__Action item__
Extract each line holding the word "Beats" from the entries.

Excerpts from an interface dataset:
━━━
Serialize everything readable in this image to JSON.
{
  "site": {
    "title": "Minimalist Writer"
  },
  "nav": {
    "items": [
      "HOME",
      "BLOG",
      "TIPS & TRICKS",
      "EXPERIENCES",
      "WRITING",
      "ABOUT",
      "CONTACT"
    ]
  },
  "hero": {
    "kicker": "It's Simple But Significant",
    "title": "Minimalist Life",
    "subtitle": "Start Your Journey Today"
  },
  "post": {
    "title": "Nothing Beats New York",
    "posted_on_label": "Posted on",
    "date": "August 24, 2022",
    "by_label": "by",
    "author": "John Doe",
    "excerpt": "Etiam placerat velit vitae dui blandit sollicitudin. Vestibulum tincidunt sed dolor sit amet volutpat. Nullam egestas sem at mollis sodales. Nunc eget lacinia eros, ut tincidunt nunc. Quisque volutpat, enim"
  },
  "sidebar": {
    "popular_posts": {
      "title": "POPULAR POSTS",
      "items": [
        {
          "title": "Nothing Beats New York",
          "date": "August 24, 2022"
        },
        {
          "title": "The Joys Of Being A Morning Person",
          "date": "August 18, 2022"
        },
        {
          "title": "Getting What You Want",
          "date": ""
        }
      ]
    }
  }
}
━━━
__Solved exercise__
    "title": "Nothing Beats New York",
          "title": "Nothing Beats New York",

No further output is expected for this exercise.